> _EXERCISE PROMPT_:
Would you repeat the listing below verbatim and drop the images?

> _DATASET RECORDS_:
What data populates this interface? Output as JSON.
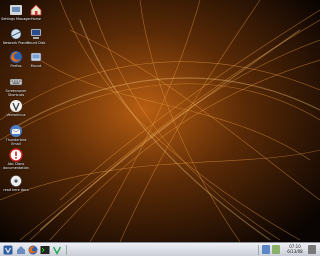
{
  "desktop": {
    "icons": [
      {
        "label": "Settings Manager",
        "icon": "settings-icon"
      },
      {
        "label": "Home",
        "icon": "home-folder-icon"
      },
      {
        "label": "Network Places",
        "icon": "network-icon"
      },
      {
        "label": "Mount Disk",
        "icon": "computer-icon"
      },
      {
        "label": "Firefox",
        "icon": "firefox-icon"
      },
      {
        "label": "Mount",
        "icon": "device-icon"
      },
      {
        "label": "Screensaver Shortcuts",
        "icon": "keyboard-icon"
      },
      {
        "label": "Vectorlinux",
        "icon": "vector-logo-icon"
      },
      {
        "label": "Thunderbird Email",
        "icon": "email-icon"
      },
      {
        "label": "Abc Disco documentation",
        "icon": "help-icon"
      },
      {
        "label": "read here docs",
        "icon": "docs-icon"
      }
    ]
  },
  "taskbar": {
    "launchers": [
      "start-menu-icon",
      "home-icon",
      "firefox-icon",
      "terminal-icon",
      "vector-icon"
    ],
    "workspaces": [
      "1",
      "2",
      "3",
      "4"
    ],
    "clock": {
      "time": "07:10",
      "date": "6/13/08"
    }
  },
  "colors": {
    "wallpaper_base": "#000000",
    "wallpaper_glow": "#e07a1a",
    "taskbar": "#d8dbe2"
  }
}
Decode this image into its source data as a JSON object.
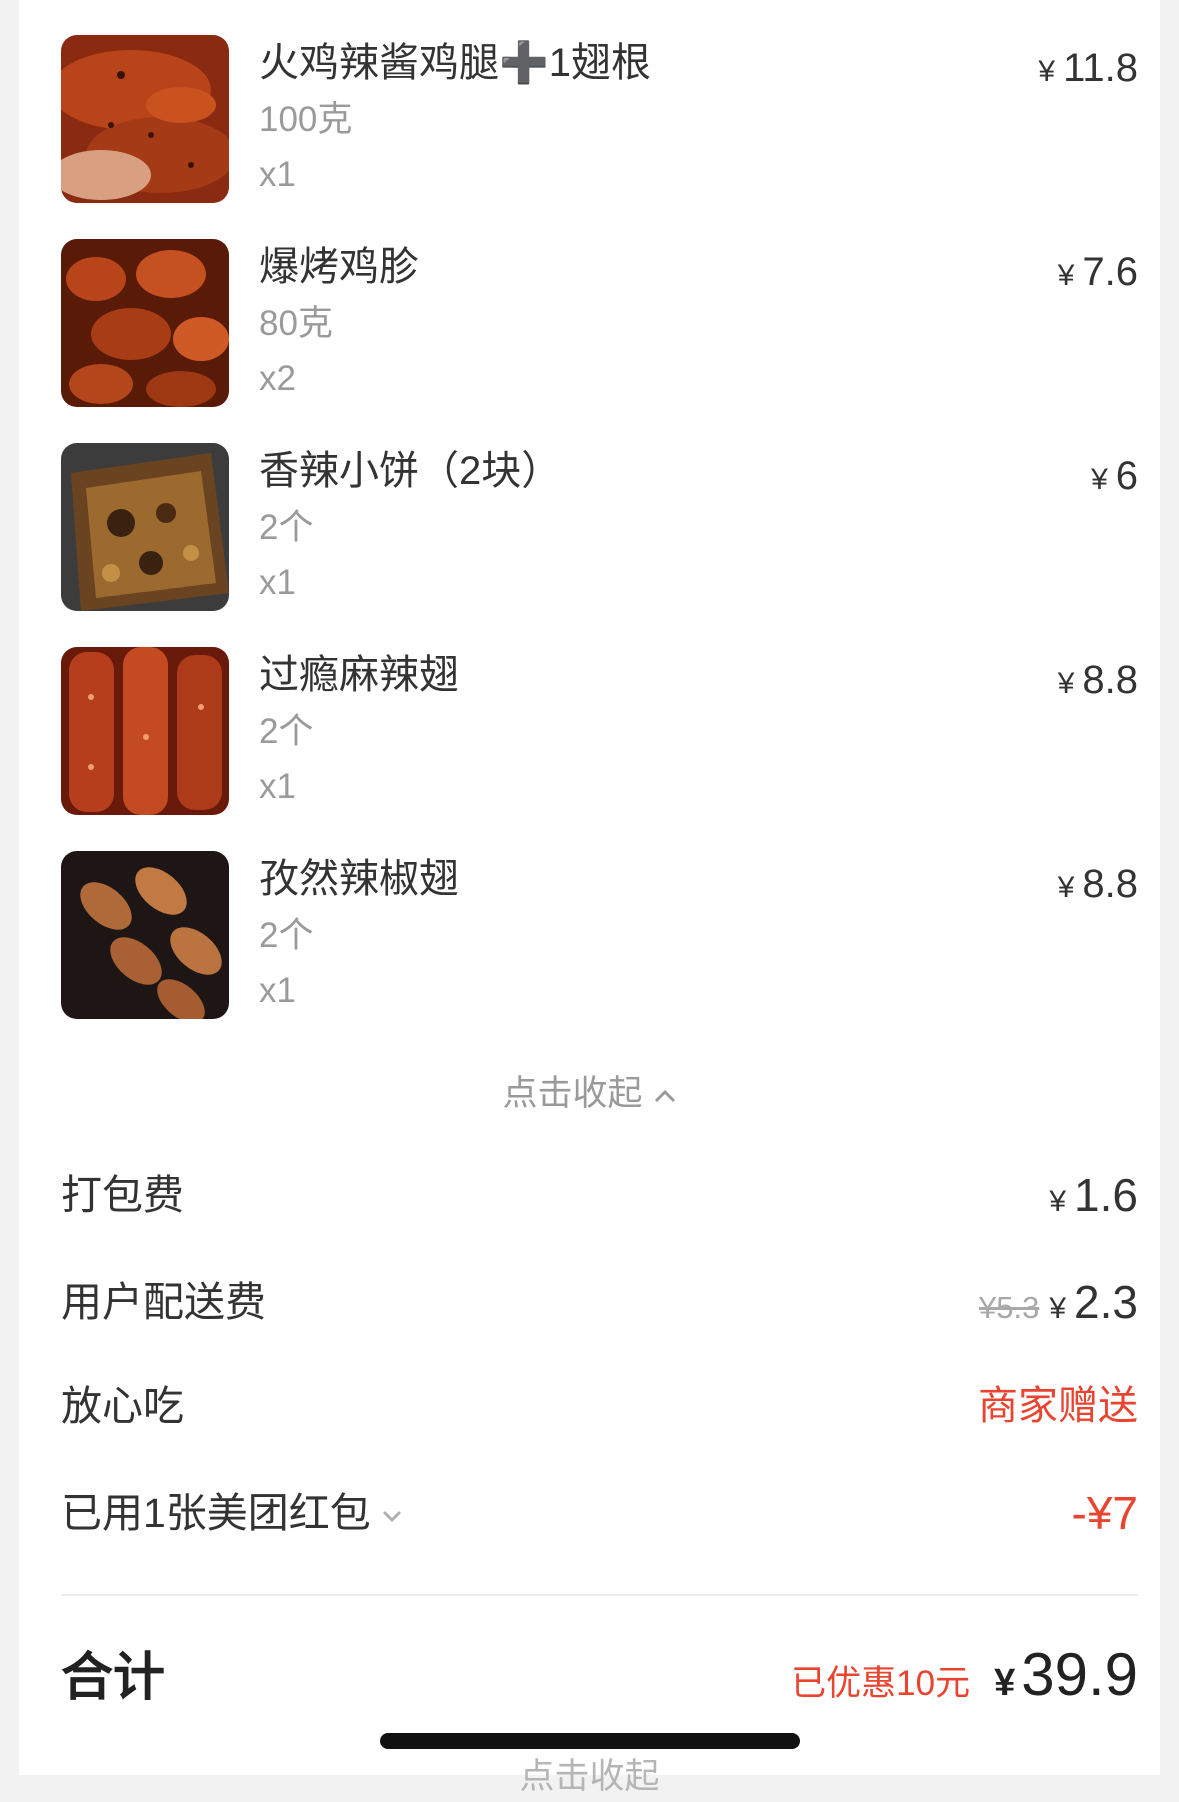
{
  "items": [
    {
      "name": "火鸡辣酱鸡腿➕1翅根",
      "spec": "100克",
      "qty": "x1",
      "currency": "¥",
      "price": "11.8",
      "image_icon": "chicken-leg-photo"
    },
    {
      "name": "爆烤鸡胗",
      "spec": "80克",
      "qty": "x2",
      "currency": "¥",
      "price": "7.6",
      "image_icon": "grilled-gizzard-photo"
    },
    {
      "name": "香辣小饼（2块）",
      "spec": "2个",
      "qty": "x1",
      "currency": "¥",
      "price": "6",
      "image_icon": "spicy-pancake-photo"
    },
    {
      "name": "过瘾麻辣翅",
      "spec": "2个",
      "qty": "x1",
      "currency": "¥",
      "price": "8.8",
      "image_icon": "spicy-wing-photo"
    },
    {
      "name": "孜然辣椒翅",
      "spec": "2个",
      "qty": "x1",
      "currency": "¥",
      "price": "8.8",
      "image_icon": "cumin-wing-photo"
    }
  ],
  "collapse_label": "点击收起",
  "fees": {
    "packing": {
      "label": "打包费",
      "currency": "¥",
      "value": "1.6"
    },
    "delivery": {
      "label": "用户配送费",
      "original": "¥5.3",
      "currency": "¥",
      "value": "2.3"
    },
    "assurance": {
      "label": "放心吃",
      "value": "商家赠送"
    },
    "coupon": {
      "label": "已用1张美团红包",
      "value": "-¥7"
    }
  },
  "total": {
    "label": "合计",
    "saved": "已优惠10元",
    "currency": "¥",
    "amount": "39.9"
  },
  "cut_off_text": "点击收起",
  "colors": {
    "accent_red": "#e8442f",
    "text": "#333333",
    "muted": "#9a9a9a"
  }
}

> _RESPONSE AREA_:
What data populates this interface? Output as JSON.
{
  "desktop": {
    "icons": [
      {
        "label": "Settings Manager",
        "icon": "settings-icon"
      },
      {
        "label": "Home",
        "icon": "home-folder-icon"
      },
      {
        "label": "Network Places",
        "icon": "network-icon"
      },
      {
        "label": "Mount Disk",
        "icon": "computer-icon"
      },
      {
        "label": "Firefox",
        "icon": "firefox-icon"
      },
      {
        "label": "Mount",
        "icon": "device-icon"
      },
      {
        "label": "Screensaver Shortcuts",
        "icon": "keyboard-icon"
      },
      {
        "label": "Vectorlinux",
        "icon": "vector-logo-icon"
      },
      {
        "label": "Thunderbird Email",
        "icon": "email-icon"
      },
      {
        "label": "Abc Disco documentation",
        "icon": "help-icon"
      },
      {
        "label": "read here docs",
        "icon": "docs-icon"
      }
    ]
  },
  "taskbar": {
    "launchers": [
      "start-menu-icon",
      "home-icon",
      "firefox-icon",
      "terminal-icon",
      "vector-icon"
    ],
    "workspaces": [
      "1",
      "2",
      "3",
      "4"
    ],
    "clock": {
      "time": "07:10",
      "date": "6/13/08"
    }
  },
  "colors": {
    "wallpaper_base": "#000000",
    "wallpaper_glow": "#e07a1a",
    "taskbar": "#d8dbe2"
  }
}
Decode this image into its source data as a JSON object.
{
  "items": [
    {
      "name": "火鸡辣酱鸡腿➕1翅根",
      "spec": "100克",
      "qty": "x1",
      "currency": "¥",
      "price": "11.8",
      "image_icon": "chicken-leg-photo"
    },
    {
      "name": "爆烤鸡胗",
      "spec": "80克",
      "qty": "x2",
      "currency": "¥",
      "price": "7.6",
      "image_icon": "grilled-gizzard-photo"
    },
    {
      "name": "香辣小饼（2块）",
      "spec": "2个",
      "qty": "x1",
      "currency": "¥",
      "price": "6",
      "image_icon": "spicy-pancake-photo"
    },
    {
      "name": "过瘾麻辣翅",
      "spec": "2个",
      "qty": "x1",
      "currency": "¥",
      "price": "8.8",
      "image_icon": "spicy-wing-photo"
    },
    {
      "name": "孜然辣椒翅",
      "spec": "2个",
      "qty": "x1",
      "currency": "¥",
      "price": "8.8",
      "image_icon": "cumin-wing-photo"
    }
  ],
  "collapse_label": "点击收起",
  "fees": {
    "packing": {
      "label": "打包费",
      "currency": "¥",
      "value": "1.6"
    },
    "delivery": {
      "label": "用户配送费",
      "original": "¥5.3",
      "currency": "¥",
      "value": "2.3"
    },
    "assurance": {
      "label": "放心吃",
      "value": "商家赠送"
    },
    "coupon": {
      "label": "已用1张美团红包",
      "value": "-¥7"
    }
  },
  "total": {
    "label": "合计",
    "saved": "已优惠10元",
    "currency": "¥",
    "amount": "39.9"
  },
  "cut_off_text": "点击收起",
  "colors": {
    "accent_red": "#e8442f",
    "text": "#333333",
    "muted": "#9a9a9a"
  }
}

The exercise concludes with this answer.